The center of the exhibition is in the 5th room. Here, one wall is adorned with a series of photographs that Lawson did not take.The work is called Mohawk Correctional Facility: Jazzmin and Family.. It consists of a collection of family portraits showing men, women and children in different poses. They are always standing on a wall of cement painted in blue and yellow. In the lower corner of the wall, there are painted vegetation, which is a primary color far from nature and a basic stroke, but probably suggests the outside world. These are pictures of Lawson’s cousin Jazzmin and her partner Eric. They were taken to the prison visit center where Eric was imprisoned. This edit is dedicated to the actual year, the actual family, and the actual space inside the prison.Irony hangs across the gallery garden. Here, a naked couple is photographed surrounded by greenery. The existence of nature makes ironic comments on photos of prison captivity. Here Lawson juxtaposes captivity, American mythology, reality and freedom.
In the last room of the exhibition, the silence of the former gallery has been replaced by the sound of music. Women in Ghana and Togore can be heard singing a cappella choral arrangements by voice from a 12-minute video loop in the last room of the exhibition. Note that as you move through the gallery, your singing voice grows louder and the size of the photos on display grows. In addition, the facial expressions and humanity of Lawson’s subjects are deeply impressed as they progress. In the sixth room, which has audio but is far away, attention was needed to certain images.title is Portal, And it’s another photo without people. A close-up of some of the beat-up sofas covered in brown leather.

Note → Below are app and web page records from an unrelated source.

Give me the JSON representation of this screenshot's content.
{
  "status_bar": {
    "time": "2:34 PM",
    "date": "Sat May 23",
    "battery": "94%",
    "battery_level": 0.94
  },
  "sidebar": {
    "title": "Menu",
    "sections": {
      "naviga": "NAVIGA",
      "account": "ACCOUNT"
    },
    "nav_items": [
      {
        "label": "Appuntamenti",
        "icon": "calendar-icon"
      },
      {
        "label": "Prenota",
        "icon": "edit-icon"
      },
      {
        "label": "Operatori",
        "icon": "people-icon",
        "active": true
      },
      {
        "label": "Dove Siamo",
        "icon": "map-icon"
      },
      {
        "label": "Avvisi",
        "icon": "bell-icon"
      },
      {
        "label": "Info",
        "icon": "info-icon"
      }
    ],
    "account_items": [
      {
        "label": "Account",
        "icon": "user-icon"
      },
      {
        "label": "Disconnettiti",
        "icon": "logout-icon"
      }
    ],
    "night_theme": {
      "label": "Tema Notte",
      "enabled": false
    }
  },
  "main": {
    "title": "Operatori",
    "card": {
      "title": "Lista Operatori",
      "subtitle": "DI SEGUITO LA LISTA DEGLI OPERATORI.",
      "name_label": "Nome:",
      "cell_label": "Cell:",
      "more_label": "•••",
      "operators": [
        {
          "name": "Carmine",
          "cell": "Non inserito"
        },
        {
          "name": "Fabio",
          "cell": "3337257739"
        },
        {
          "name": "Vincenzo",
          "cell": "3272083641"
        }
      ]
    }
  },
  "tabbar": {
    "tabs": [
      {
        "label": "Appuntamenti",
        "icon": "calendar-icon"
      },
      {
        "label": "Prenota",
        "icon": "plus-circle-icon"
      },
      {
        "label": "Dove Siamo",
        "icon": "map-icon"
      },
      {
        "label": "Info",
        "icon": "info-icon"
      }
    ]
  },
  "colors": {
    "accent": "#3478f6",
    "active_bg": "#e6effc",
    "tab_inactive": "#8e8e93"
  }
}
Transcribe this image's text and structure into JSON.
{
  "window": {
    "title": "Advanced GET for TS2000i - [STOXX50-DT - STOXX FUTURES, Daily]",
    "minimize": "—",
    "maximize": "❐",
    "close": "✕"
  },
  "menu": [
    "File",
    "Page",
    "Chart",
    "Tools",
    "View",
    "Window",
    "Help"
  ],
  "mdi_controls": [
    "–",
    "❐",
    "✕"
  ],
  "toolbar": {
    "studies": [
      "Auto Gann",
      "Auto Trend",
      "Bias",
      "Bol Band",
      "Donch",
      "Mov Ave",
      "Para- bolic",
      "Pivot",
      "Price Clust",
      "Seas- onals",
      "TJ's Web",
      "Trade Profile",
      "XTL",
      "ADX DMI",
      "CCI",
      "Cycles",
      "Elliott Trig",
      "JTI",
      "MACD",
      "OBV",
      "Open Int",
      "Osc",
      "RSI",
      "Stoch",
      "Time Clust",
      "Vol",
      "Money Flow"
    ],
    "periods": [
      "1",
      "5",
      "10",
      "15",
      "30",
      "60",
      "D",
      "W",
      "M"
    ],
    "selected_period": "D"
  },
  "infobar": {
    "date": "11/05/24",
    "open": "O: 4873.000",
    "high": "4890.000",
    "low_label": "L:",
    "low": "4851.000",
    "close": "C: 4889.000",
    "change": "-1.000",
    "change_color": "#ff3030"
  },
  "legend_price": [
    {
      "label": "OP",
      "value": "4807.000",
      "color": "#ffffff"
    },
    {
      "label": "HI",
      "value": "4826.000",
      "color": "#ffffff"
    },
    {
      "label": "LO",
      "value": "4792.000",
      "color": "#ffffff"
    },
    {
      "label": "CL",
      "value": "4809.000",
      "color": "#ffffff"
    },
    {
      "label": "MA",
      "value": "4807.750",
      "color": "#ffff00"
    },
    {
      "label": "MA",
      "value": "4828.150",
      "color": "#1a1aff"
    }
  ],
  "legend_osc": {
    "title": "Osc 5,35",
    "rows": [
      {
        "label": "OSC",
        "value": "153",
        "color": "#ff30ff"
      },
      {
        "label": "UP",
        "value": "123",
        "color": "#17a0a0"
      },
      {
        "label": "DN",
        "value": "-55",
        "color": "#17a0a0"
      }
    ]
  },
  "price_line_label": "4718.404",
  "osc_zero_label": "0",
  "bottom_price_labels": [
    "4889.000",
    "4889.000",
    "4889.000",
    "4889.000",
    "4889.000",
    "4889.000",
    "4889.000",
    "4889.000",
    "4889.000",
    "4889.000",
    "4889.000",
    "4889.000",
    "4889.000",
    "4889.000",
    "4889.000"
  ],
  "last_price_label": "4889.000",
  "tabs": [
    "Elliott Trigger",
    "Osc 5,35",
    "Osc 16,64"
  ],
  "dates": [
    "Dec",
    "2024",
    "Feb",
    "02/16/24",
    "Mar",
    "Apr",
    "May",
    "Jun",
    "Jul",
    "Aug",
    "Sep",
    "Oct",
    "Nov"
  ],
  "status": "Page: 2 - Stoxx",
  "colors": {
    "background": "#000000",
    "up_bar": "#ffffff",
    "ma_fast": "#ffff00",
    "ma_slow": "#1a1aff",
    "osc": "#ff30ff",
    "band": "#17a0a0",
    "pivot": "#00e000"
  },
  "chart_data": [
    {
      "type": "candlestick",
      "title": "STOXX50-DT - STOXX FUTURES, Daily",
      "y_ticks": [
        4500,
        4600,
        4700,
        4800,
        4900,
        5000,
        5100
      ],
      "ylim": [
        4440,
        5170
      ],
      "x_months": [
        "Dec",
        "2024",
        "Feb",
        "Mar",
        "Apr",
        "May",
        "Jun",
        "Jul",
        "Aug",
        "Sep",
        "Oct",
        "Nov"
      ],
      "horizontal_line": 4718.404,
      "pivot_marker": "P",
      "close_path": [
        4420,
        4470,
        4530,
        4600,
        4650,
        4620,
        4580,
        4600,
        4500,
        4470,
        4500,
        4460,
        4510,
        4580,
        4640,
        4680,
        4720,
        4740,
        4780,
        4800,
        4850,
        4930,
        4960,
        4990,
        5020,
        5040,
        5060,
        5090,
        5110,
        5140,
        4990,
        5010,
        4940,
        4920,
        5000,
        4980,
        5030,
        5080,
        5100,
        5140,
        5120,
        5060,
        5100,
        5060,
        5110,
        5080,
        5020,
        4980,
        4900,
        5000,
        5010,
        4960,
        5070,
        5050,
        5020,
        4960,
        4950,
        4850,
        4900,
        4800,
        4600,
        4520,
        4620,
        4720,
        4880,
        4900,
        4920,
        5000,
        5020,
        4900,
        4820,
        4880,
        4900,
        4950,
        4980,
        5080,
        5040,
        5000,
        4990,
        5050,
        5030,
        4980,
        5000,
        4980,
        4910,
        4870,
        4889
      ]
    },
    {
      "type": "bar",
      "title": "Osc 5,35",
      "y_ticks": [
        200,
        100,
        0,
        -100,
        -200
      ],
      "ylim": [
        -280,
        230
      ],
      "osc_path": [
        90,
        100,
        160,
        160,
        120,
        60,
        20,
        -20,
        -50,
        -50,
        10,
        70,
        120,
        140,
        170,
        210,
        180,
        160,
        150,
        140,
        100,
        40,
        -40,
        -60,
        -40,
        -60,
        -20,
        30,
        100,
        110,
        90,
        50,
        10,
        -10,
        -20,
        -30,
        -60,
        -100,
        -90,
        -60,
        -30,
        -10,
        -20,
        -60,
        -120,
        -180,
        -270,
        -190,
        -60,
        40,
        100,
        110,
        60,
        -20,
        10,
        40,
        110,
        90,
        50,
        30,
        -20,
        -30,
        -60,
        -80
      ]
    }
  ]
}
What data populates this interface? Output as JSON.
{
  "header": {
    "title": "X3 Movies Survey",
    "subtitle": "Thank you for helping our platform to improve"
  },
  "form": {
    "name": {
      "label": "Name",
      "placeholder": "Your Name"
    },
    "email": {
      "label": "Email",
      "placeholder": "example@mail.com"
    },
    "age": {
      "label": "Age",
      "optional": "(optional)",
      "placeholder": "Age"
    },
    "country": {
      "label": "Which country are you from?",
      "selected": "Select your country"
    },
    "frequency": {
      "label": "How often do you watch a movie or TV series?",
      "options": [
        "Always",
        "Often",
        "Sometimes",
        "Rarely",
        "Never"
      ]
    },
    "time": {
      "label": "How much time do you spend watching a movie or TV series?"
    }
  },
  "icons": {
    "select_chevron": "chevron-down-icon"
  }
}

There are crevices in the fabric. The reference to poverty is clear, but so is Lawson’s request to, by paying attention, to imagine the potential for transformation in its jagged, empty space.
Chloe Pinjon An up-and-coming senior studying film and journalism at Boston University.She writes regularly for the features and arts section of the Boston University Independent Student Newspaper. HeightsAlso wrote in the Culture section of, and Lithium magazine.. She is currently a creative development intern at Foundation Films.